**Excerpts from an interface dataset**
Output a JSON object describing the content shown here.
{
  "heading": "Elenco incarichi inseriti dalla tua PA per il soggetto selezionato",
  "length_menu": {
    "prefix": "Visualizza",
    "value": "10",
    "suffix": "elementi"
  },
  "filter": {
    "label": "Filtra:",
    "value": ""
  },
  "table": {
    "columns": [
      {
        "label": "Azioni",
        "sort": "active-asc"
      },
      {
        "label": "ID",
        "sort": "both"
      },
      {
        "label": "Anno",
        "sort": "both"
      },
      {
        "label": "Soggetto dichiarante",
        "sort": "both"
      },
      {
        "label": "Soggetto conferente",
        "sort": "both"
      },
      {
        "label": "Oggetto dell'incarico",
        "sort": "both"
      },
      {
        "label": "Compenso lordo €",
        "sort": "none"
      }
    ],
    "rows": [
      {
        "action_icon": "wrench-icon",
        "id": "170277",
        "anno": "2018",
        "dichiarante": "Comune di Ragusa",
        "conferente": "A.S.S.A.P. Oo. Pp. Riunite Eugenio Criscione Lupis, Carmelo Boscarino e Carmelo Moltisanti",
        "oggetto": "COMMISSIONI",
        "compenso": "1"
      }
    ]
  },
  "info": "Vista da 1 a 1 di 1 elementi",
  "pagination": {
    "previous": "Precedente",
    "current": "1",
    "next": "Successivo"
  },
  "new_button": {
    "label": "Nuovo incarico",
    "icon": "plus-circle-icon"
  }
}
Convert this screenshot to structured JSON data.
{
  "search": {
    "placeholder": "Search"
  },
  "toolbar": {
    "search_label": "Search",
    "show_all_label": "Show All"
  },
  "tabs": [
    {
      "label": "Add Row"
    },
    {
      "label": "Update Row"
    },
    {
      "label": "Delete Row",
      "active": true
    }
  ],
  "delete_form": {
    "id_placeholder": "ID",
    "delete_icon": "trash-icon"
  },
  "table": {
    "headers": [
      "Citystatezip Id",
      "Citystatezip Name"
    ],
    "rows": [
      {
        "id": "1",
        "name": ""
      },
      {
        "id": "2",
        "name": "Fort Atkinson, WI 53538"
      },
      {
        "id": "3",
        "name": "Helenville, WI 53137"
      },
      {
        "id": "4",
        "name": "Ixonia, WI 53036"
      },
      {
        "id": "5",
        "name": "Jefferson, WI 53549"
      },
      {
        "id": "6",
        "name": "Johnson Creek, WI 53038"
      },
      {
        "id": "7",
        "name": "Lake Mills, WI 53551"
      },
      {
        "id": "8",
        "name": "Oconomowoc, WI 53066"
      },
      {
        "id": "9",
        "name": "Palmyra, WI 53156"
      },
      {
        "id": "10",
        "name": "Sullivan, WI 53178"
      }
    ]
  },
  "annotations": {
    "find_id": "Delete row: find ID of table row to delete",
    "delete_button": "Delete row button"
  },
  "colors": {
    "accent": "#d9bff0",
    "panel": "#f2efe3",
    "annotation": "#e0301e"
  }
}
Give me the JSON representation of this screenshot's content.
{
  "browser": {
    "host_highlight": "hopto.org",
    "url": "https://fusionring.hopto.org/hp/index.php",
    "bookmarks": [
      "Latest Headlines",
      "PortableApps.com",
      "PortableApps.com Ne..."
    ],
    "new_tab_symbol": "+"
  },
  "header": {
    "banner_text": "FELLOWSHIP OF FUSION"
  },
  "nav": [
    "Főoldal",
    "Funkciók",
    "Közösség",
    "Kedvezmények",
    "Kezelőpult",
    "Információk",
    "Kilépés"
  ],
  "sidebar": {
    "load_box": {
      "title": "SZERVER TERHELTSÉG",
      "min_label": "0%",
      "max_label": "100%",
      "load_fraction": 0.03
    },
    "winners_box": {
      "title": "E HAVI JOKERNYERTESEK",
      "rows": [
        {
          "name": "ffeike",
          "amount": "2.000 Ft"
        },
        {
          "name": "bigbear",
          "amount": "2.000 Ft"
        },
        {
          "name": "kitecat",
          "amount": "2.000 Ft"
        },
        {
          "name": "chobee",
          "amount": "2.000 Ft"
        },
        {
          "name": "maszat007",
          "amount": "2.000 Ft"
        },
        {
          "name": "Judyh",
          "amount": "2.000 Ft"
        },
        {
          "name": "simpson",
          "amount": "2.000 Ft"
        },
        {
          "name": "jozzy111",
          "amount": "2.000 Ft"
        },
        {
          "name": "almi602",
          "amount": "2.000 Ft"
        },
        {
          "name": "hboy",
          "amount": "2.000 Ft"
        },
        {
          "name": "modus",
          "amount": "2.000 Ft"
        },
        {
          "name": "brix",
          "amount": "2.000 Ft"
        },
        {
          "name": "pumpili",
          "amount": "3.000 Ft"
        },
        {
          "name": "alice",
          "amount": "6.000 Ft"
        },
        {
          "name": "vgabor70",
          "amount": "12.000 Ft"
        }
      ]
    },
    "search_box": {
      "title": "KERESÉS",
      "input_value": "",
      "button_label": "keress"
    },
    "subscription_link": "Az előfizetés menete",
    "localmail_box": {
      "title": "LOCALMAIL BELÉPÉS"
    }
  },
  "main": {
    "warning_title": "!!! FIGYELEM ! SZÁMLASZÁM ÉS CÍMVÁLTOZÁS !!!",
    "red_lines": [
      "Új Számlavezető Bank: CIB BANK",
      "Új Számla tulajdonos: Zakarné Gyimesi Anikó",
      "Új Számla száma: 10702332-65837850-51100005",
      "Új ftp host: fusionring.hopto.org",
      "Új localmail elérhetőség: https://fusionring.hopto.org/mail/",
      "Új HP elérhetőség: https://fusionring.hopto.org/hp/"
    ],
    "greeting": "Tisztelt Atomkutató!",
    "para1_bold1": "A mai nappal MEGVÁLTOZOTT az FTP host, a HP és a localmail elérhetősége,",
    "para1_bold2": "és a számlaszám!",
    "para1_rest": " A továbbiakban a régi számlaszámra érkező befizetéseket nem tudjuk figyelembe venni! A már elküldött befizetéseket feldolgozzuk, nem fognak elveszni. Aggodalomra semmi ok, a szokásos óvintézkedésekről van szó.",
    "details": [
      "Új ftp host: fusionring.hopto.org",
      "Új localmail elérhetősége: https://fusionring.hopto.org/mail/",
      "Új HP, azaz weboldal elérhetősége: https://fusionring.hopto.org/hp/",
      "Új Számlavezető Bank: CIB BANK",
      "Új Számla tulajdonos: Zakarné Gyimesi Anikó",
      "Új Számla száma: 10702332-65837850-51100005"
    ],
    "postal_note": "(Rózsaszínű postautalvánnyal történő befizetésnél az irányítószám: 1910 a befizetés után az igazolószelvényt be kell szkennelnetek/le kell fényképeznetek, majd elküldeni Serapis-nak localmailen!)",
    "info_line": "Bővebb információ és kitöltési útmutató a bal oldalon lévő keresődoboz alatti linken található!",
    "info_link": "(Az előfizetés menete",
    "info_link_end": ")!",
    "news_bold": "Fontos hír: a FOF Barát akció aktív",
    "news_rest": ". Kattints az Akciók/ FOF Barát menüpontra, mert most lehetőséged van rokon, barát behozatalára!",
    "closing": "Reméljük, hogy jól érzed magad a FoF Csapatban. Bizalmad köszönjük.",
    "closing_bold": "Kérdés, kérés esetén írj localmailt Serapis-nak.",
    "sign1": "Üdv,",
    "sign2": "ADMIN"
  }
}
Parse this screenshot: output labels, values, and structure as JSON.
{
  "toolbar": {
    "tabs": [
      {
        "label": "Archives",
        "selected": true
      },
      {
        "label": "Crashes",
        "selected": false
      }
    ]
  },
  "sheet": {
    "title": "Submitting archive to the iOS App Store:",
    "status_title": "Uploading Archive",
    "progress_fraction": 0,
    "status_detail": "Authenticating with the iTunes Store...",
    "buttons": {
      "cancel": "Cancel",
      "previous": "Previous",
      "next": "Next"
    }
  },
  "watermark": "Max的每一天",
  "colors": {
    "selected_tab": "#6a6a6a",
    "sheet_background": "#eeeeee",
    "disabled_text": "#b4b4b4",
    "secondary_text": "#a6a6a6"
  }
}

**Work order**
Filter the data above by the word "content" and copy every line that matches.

**Task answer**
Output a JSON object describing the content shown here.
Give me the JSON representation of this screenshot's content.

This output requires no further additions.